UFO Conjectures

Thursday, May 15, 2014

The FBI and Flying Disks, plus a mysterious AJB in an FOI document

Don wanted a source for my note that the FBI used "flying disk" for its sobriquet about the strange things flitting around the skies in the late 1940s and early 1950s.

Here's a link where a document confirming my FBI notation may be read:


And note at the bottom of one section are the initials "AJB" -- the signature for Anthony Bragalia when he comments or posts material about UFOs here or at his personal blog:

Is Anthony Bragalia a MIB or was a government agent, way back when? [I kid]


The UFO Black Hole: Roswell

As one can see from the comments in the previous posting here about the Roswell Disk and a UFO book where it’s mentioned, the vicissitudes endemic to Roswell took over, as usual.

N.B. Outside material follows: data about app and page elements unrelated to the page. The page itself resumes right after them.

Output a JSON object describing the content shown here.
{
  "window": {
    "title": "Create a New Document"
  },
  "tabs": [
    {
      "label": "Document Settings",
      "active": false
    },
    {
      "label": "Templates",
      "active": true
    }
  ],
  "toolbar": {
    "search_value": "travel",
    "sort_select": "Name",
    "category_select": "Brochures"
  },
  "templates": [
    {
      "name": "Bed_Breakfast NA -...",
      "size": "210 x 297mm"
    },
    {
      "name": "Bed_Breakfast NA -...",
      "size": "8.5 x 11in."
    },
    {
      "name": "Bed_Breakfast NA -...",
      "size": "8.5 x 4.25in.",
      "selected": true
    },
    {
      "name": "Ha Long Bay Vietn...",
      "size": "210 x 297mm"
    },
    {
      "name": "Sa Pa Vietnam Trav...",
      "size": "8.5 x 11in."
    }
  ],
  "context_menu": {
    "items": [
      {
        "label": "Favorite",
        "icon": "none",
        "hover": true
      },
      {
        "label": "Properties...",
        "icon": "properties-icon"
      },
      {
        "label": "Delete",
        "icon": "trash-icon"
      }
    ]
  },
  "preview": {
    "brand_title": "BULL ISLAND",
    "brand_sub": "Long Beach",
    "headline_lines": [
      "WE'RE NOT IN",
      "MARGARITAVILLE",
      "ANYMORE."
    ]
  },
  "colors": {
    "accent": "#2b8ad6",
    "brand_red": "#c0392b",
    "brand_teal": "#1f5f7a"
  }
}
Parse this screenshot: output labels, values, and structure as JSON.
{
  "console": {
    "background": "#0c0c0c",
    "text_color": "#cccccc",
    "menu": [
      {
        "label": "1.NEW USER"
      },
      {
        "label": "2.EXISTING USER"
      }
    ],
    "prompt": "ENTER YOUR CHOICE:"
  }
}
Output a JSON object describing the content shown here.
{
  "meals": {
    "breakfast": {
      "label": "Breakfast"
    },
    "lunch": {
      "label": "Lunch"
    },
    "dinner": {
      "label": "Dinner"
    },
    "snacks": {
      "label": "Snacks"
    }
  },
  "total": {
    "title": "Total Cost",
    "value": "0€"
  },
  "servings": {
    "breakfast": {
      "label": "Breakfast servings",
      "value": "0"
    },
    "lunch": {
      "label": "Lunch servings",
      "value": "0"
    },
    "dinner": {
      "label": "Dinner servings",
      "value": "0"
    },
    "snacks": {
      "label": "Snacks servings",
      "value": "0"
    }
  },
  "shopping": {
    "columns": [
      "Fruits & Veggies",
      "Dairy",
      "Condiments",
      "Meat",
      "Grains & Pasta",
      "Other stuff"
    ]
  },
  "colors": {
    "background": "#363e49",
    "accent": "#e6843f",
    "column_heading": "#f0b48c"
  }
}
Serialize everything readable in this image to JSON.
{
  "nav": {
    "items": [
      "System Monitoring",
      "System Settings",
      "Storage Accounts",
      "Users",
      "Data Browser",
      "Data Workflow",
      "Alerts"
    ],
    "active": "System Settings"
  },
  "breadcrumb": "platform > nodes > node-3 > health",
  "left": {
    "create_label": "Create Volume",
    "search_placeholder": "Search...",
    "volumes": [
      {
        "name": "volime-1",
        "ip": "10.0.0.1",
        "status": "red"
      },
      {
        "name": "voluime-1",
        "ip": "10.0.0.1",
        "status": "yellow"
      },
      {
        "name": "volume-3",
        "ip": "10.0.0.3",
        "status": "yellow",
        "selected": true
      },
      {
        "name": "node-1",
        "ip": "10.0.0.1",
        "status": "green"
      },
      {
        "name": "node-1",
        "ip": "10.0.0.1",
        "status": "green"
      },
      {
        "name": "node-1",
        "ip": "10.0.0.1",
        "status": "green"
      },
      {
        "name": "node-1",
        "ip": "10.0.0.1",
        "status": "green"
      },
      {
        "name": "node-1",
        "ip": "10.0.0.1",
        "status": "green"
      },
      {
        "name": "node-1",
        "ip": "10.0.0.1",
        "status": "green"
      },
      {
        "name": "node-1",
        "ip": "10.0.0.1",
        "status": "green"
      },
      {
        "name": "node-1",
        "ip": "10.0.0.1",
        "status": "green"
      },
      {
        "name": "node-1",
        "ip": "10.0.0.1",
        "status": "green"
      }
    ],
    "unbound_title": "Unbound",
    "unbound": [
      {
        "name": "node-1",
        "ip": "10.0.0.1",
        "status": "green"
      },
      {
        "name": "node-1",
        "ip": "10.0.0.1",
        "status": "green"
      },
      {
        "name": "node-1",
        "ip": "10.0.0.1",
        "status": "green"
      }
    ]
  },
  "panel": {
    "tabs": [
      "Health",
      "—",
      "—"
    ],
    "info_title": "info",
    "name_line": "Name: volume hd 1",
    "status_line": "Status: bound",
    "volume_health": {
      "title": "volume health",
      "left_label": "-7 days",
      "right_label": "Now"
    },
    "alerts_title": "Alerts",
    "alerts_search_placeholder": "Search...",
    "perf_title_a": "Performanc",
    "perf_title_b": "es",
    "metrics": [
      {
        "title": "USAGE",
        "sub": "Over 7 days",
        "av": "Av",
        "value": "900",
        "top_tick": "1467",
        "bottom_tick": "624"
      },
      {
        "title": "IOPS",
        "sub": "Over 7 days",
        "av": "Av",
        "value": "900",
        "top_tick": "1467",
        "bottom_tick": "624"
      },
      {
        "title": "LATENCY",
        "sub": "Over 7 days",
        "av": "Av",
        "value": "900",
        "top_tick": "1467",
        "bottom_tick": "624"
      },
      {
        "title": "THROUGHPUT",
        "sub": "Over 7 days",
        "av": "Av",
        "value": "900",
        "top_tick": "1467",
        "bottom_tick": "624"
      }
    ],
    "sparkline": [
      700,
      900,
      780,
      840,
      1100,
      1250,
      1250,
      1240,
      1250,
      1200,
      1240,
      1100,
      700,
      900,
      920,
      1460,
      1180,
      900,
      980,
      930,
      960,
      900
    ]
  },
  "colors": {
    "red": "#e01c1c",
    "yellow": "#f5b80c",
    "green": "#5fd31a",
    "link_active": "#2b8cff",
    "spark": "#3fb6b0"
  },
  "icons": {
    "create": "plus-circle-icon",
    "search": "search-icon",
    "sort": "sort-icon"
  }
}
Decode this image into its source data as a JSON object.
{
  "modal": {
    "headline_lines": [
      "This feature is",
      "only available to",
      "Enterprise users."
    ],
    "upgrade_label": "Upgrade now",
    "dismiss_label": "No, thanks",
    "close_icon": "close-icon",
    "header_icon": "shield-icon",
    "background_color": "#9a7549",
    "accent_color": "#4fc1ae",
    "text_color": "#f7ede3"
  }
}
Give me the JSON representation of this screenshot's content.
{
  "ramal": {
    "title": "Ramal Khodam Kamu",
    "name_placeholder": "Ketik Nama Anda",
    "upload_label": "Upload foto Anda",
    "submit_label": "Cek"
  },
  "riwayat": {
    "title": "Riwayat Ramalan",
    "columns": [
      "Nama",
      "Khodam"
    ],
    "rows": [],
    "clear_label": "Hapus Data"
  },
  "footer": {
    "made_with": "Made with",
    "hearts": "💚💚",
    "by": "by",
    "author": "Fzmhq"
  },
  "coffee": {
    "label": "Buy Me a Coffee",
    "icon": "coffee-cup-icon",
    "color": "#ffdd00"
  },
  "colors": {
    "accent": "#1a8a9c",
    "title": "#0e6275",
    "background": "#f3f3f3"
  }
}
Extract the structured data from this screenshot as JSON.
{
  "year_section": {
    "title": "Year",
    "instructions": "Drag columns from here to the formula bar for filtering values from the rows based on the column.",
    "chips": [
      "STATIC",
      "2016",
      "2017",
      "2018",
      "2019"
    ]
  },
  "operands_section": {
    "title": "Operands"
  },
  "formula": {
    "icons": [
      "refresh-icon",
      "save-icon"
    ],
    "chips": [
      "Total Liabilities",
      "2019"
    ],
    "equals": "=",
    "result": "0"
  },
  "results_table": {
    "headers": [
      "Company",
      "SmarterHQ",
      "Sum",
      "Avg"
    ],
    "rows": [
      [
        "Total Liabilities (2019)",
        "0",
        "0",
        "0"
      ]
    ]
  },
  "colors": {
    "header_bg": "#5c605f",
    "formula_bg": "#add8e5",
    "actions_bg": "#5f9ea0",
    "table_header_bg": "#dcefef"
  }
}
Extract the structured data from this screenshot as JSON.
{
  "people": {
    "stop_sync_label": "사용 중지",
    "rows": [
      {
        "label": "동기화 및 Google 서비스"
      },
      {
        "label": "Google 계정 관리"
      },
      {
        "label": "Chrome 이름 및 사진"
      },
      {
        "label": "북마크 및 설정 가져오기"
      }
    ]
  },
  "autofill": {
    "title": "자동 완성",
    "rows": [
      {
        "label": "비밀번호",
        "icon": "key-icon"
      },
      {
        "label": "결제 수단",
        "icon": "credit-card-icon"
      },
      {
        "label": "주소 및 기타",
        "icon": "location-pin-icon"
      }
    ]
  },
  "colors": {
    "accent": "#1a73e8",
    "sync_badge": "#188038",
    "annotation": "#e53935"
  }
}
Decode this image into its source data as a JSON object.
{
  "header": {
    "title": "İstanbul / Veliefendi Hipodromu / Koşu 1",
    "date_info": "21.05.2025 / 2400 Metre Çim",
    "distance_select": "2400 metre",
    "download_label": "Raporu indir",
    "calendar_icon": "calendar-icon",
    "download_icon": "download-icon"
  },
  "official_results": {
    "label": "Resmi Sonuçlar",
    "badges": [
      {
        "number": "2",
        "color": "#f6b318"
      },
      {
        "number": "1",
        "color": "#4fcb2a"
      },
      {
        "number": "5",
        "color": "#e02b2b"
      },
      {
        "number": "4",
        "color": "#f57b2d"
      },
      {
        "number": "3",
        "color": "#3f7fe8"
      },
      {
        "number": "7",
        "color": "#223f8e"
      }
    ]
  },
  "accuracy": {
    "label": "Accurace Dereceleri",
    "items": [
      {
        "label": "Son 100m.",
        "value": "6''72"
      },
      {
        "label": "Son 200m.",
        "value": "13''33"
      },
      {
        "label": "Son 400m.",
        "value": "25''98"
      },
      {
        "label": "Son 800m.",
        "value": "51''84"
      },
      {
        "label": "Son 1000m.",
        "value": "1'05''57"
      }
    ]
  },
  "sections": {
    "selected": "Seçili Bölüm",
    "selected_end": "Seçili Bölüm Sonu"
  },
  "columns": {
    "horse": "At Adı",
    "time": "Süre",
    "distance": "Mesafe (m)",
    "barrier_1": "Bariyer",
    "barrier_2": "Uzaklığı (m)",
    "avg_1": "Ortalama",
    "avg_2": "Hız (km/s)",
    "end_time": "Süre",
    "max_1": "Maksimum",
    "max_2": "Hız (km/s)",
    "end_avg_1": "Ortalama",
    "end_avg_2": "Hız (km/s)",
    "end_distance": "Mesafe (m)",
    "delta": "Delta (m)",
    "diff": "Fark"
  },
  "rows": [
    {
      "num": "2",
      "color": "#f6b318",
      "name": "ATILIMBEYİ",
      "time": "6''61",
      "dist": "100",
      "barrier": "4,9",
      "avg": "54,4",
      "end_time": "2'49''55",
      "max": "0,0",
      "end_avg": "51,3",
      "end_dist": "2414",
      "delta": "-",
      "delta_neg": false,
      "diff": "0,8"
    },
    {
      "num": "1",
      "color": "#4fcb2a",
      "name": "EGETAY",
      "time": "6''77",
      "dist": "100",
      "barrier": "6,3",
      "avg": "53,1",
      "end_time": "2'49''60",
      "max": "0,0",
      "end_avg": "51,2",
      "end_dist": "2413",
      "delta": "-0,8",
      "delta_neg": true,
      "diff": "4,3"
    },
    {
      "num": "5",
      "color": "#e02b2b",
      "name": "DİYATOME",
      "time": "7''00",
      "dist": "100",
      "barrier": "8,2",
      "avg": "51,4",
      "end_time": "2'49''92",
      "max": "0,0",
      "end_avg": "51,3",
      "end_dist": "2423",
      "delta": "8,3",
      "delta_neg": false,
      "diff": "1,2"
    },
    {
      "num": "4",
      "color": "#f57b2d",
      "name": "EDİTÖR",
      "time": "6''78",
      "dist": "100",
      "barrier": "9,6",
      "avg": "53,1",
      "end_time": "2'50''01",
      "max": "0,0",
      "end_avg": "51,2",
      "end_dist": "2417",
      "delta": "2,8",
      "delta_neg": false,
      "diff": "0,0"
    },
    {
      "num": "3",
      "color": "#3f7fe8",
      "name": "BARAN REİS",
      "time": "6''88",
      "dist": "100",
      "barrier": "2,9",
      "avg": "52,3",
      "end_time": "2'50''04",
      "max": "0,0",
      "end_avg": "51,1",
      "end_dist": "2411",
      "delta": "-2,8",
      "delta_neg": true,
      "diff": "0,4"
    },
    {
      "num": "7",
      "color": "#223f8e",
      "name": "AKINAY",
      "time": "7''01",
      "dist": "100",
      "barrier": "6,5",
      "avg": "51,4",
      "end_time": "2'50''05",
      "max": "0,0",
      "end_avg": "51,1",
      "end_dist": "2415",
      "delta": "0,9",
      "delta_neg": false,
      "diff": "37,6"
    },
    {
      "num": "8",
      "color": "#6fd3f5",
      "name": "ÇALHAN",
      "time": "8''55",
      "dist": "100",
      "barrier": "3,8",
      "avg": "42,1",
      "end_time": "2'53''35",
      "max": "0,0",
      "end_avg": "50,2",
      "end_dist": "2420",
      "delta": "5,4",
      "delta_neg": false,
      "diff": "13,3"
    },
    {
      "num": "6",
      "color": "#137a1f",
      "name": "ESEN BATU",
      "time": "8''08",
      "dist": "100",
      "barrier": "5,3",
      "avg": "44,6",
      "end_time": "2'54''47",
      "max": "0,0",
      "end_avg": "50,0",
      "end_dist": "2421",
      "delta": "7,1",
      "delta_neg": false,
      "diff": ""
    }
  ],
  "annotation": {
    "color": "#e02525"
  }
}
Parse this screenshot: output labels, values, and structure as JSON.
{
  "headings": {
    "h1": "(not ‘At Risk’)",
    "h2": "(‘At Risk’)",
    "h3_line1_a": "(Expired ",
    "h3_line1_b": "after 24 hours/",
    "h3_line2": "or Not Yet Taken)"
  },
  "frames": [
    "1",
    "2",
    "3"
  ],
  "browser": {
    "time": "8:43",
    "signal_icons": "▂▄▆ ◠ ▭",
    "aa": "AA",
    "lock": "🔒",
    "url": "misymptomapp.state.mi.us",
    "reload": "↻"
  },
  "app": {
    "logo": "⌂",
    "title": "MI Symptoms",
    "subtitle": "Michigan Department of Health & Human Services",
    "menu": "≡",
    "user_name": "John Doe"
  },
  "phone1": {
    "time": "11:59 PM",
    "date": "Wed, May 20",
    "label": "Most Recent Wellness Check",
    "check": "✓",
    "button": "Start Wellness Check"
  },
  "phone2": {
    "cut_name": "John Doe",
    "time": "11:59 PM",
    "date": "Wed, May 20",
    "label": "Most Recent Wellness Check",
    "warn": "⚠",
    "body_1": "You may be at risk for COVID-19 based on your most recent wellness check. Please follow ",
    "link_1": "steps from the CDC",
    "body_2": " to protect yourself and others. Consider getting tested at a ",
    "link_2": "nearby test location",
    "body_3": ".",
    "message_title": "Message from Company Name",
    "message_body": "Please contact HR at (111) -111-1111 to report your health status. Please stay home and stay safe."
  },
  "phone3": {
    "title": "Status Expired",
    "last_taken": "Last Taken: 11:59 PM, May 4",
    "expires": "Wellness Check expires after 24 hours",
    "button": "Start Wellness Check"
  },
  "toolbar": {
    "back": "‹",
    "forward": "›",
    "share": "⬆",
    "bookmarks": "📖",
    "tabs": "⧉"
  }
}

And the discussion, like all discussions about Roswell, intermingle with fact, fancy, and hefty biases of those intertwined in the commentary.

UFOs – what they are or may be – take a back seat.

The phenomenon isn’t even given a secondary status; it is ignored altogether, as participants struggle to make points within their Roswell construct.

Some see Roswell as a mythology. Others see it as the premise for the Extraterrestrial Hypothesis. While a few see it as the Uncle Remus “tar baby.”

(This is the description of tar baby (from Wikipedia):

“The Tar-Baby is a fictional character in the second of the Uncle Remus stories published in 1881; it is a doll made of tar and turpentine used to entrap Br’er Rabbit. The more that Br’er Rabbit fights the Tar-Baby. The more entangled he becomes.

In modern usage. “tar baby” refers to any “sticky situation” that is only aggravated by additional contact.”)

What did we discover from all the back-and-forth in the comments?

That Roswell skeptics get incensed with David Rudiak’s extensive Roswell research.

That’s about it.

For me, Roswell is a sociological/psychological conglomeration fueled by an incident that remains, after all these years, as fuzzy as it seems to have been in July 1947.

Even if the Roswell event were proven to consist of an alien space craft disaster, where does that take us, in 2014?

Does anyone think that Roswell will unravel the UFO phenomenon in its entirety or even substantially?

Suppose that the Roswell episode was a bona fide flying saucer crash from which alien bodies were extracted.

That raises more questions than it answers.

Roswell has become, for many UFO devotees, the one hoped-for credible UFO event that proves we are not alone in the universe and their obsession with UFOs is now considered prescient and worthwhile.

That, for me, explains why the topic and its ensuing commentary, that you saw here and also see regularly at Kevin Randle’s blog (along with a few others), is so intense and ragged.

It’s the utterances of persons at the brink of a delusional insanity….at the brink.

Paul Kimball came upon that interpretation after examining the comments found inside the posting. He didn’t define the psychic syndrome as such but did, in a private message, write, humorously, “ … you people are all insane. Ay caramba.”

I think Bruce Duensing would agree, as would several others who’ve passed by and over the posting.

Again, for me, a Roswell tease is grist for a psychological and/or sociological analysis of the people who come to (or fall for) the tease.

Roswell, by itself, as a UFO-related incident, holds no intellectual sway with me.

It is a Rorschach, that’s all.